Among the lines below, copy each one in which "demo" appears.

[Dataset excerpts]

Content starts

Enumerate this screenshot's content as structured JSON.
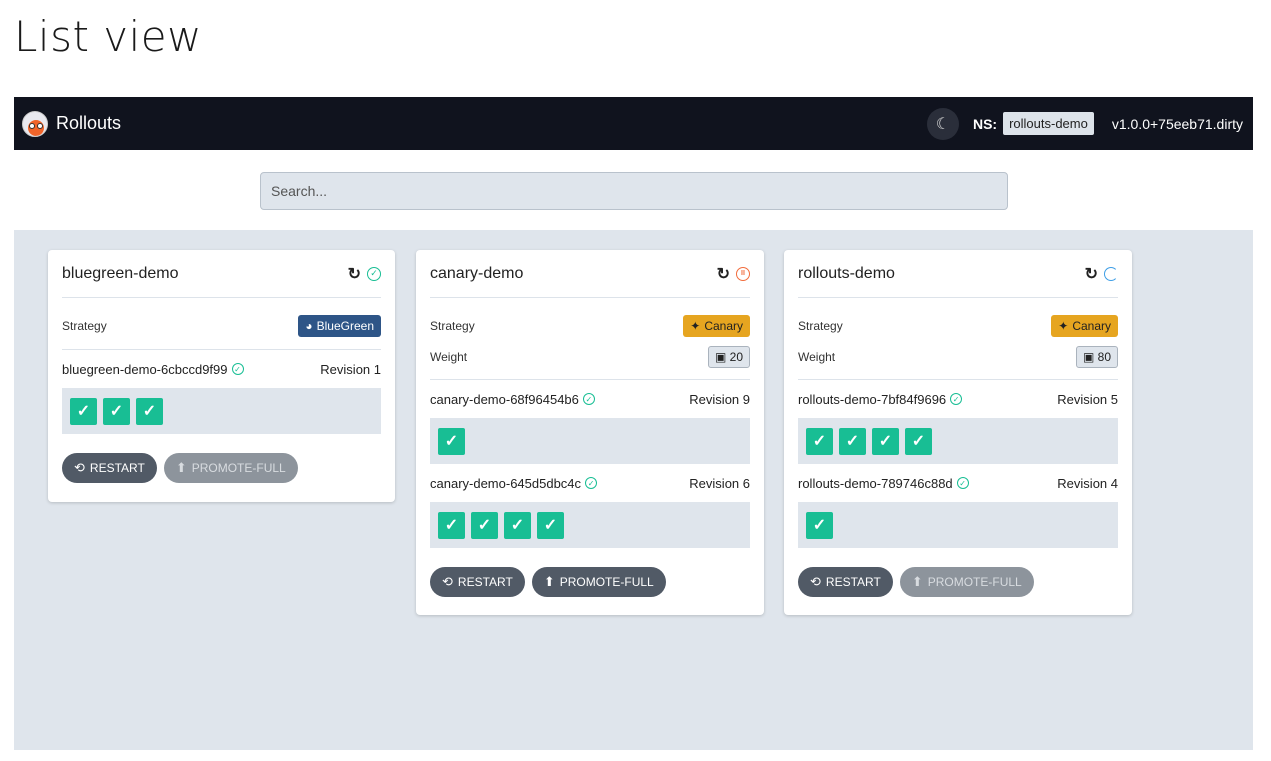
{
  "page": {
    "title": "List view"
  },
  "navbar": {
    "app_name": "Rollouts",
    "theme_icon": "moon-icon",
    "ns_label": "NS:",
    "namespace": "rollouts-demo",
    "version": "v1.0.0+75eeb71.dirty"
  },
  "search": {
    "placeholder": "Search..."
  },
  "labels": {
    "strategy": "Strategy",
    "weight": "Weight",
    "restart": "RESTART",
    "promote": "PROMOTE-FULL"
  },
  "colors": {
    "navbar": "#10131e",
    "healthy": "#18be94",
    "paused": "#f26c3c",
    "progressing": "#3e9ee6",
    "bluegreen": "#2e5587",
    "canary": "#e6a520"
  },
  "rollouts": [
    {
      "name": "bluegreen-demo",
      "status": "healthy",
      "strategy": "BlueGreen",
      "replicasets": [
        {
          "name": "bluegreen-demo-6cbccd9f99",
          "revision": "Revision 1",
          "pods": 3
        }
      ]
    },
    {
      "name": "canary-demo",
      "status": "paused",
      "strategy": "Canary",
      "weight": "20",
      "replicasets": [
        {
          "name": "canary-demo-68f96454b6",
          "revision": "Revision 9",
          "pods": 1
        },
        {
          "name": "canary-demo-645d5dbc4c",
          "revision": "Revision 6",
          "pods": 4
        }
      ]
    },
    {
      "name": "rollouts-demo",
      "status": "progressing",
      "strategy": "Canary",
      "weight": "80",
      "replicasets": [
        {
          "name": "rollouts-demo-7bf84f9696",
          "revision": "Revision 5",
          "pods": 4
        },
        {
          "name": "rollouts-demo-789746c88d",
          "revision": "Revision 4",
          "pods": 1
        }
      ]
    }
  ]
}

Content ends

Result below:
    "namespace": "rollouts-demo",
      "name": "bluegreen-demo",
          "name": "bluegreen-demo-6cbccd9f99",
      "name": "canary-demo",
          "name": "canary-demo-68f96454b6",
          "name": "canary-demo-645d5dbc4c",
      "name": "rollouts-demo",
          "name": "rollouts-demo-7bf84f9696",
          "name": "rollouts-demo-789746c88d",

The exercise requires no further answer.